Miami Building Collapse: The threat of storm Elsa accelerates the demolition of the building

Miami Building Collapse: The threat of storm Elsa accelerates the demolition of the building

Storm tropical Elsa put more pressure on search and rescue operations for victims in the partially collapsed building in Miami-Dade and forced the authorities to decide on its complete demolition before Monday, while the number of deaths in the disaster rose to 24.

Two other bodies were pulled from the rubble since Thursday night, according to Miami-Dade Mayor Daniella Levine Cava.

The number of missing persons dropped to 121 with this finding and the location of people who were wrongly on the list, according to what was said at a press conference in the afternoon, in which the temporary stoppage of the search for victims was announced to prepare for the building for demolition.

Levine Cava said the interruption will last as little as possible.

It was not reported when the demolition of the remaining part of the 40-year-old building will begin, but it was warned that it must be done before the possible arrival of the tropical storm Elsa, which is expected to approach the Straits of Florida on Monday.

Apparently the storm will not have a direct impact on Miami-Dade, since the predicted trajectory indicates that Elsa will move along the west coast of Florida and not the east.

Authorities opted for demolition out of fear that the standing structure, which is unstable, could be toppled by the wind and cause further damage.

With a controlled fall, it is possible to “preserve the evidence” of the collapse, the work already done in the rubble and prevent the remains of the building from impacting neighboring buildings.

According to the mayor, the National Science Foundation is already taking care to save as much detail as possible of what remains of Champlain Towers South, using drones, 3D images and other technological tools.

For reasons not yet determined, the northeast wing of the 40-year-old beachfront building in Surfside (Miami-Dade) suddenly collapsed on June 24.

Fifty-five apartments, whose occupants slept, were reduced to a mountain of rubble in which hundreds of rescuers have been working for 10 days.

Until now, the search task had only been suspended on Thursday of this week, for about 15 hours, due to movements in the part that did not fall, but is unstable, so it was decided to demolish it.

CHAMPLAIN TOWERS SOUTH WILL DISAPPEAR COMPLETELY

Surfside Mayor Charles Burkett said today, the demolition will take place tomorrow.

Alan Cominsky, chief of the Miami-Dade Fire Department, indicated that the areas where it is believed that there may be victims will be protected so that they are not affected by the fall of the remains of the building.

Elsa, who this Saturday approached the Dominican Republic and Haiti, then will affect Cuba, is an added concern to the many that surround the search and rescue operation for victims, to which the covid-19 was also added.

According to the National Hurricane Center, Elsa’s current trajectory indicates that it is more likely that, after leaving Cuba, she will head towards the west coast of the state, along the Gulf of Mexico, and not towards the east, where Miami Dade is.
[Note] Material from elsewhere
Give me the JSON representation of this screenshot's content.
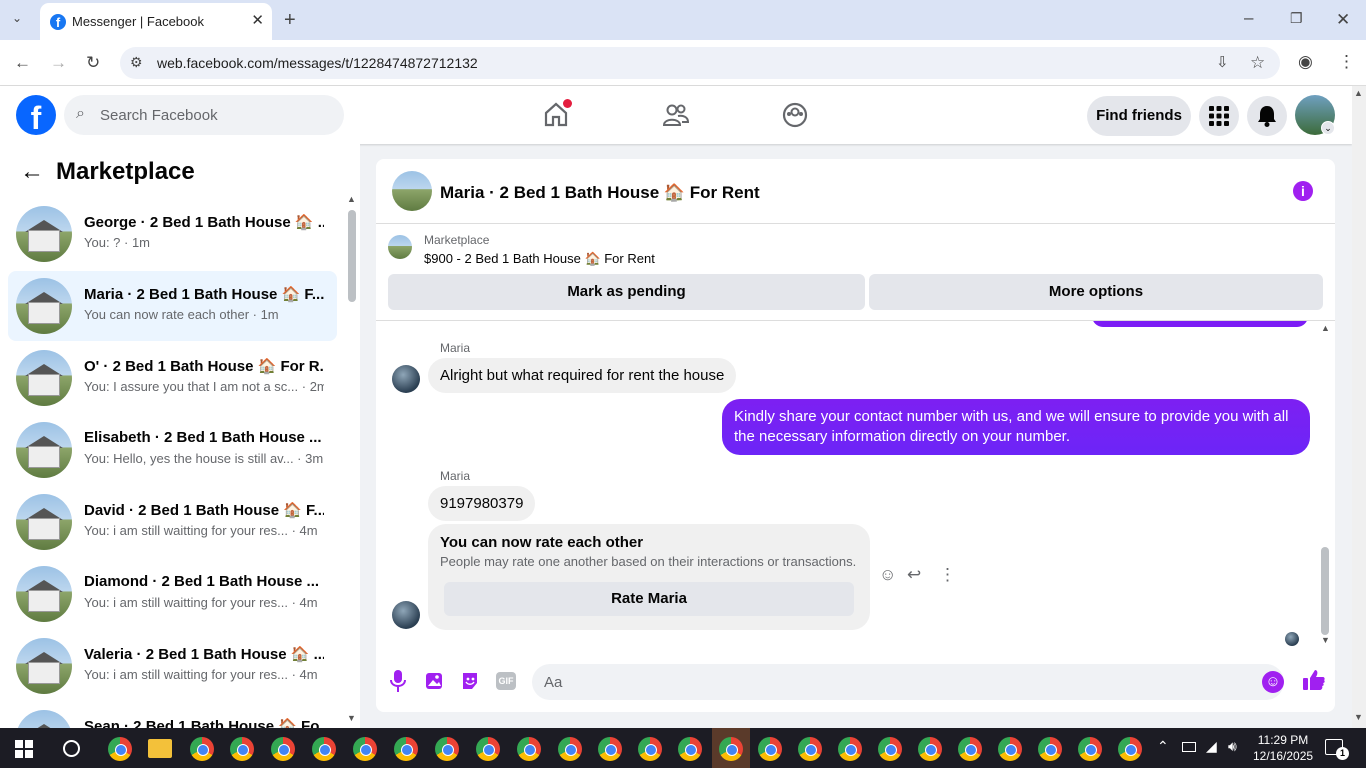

If these forecasts are maintained, there would be no direct impact of the storm in the area of ​​the collapsed building, which is a sleeve of land that intervenes between the Atlantic Ocean and the Bay of Biscay, on whose shores Miami is located.

According to what representatives of the emergency control agencies said this Saturday, Surfside is a mandatory evacuation area in the event of a cyclone and they called on its inhabitants, as well as those of the rest of Miami-Dade, to take the necessary precautions against the possible arrival of Elsa.

COVID-19 REACHES THE PLACE OF DISASTER

Among the concerns about the “human cost” of the search and rescue operation, as defined by Mayor Levine Cava, is the confirmation that at least six rescuers, from other areas of Florida, have tested positive for covid-19 .

In this regard, Miami-Dade Fire Chief Alan Cominsky said Saturday that they and the entire task force to which they belong are no longer deployed.

In addition, tests are being carried out on all those who work in the operation, in which up to 500 people have sometimes participated.

Florida is far from reaching the goal of 70% of the population vaccinated on July 4, which was set by US President Joseph Biden at the beginning of his term. 64.7% of its adult population has received at least one dose, according to official figures that do not include children under 18 years of age.

According to the Johns Hopkins University count, Florida is the third US state with the most confirmed COVID-19 cases since March 2020 (more than 23 million) and the fourth with the most deaths (37,985).

Melissa Galbraith
Melissa Galbraith is the World News reporter for Globe Live Media. She covers all the major events happening around the World. From Europe to Americas, from Asia to Antarctica, Melissa covers it all. Never miss another Major World Event by bookmarking her author page right here.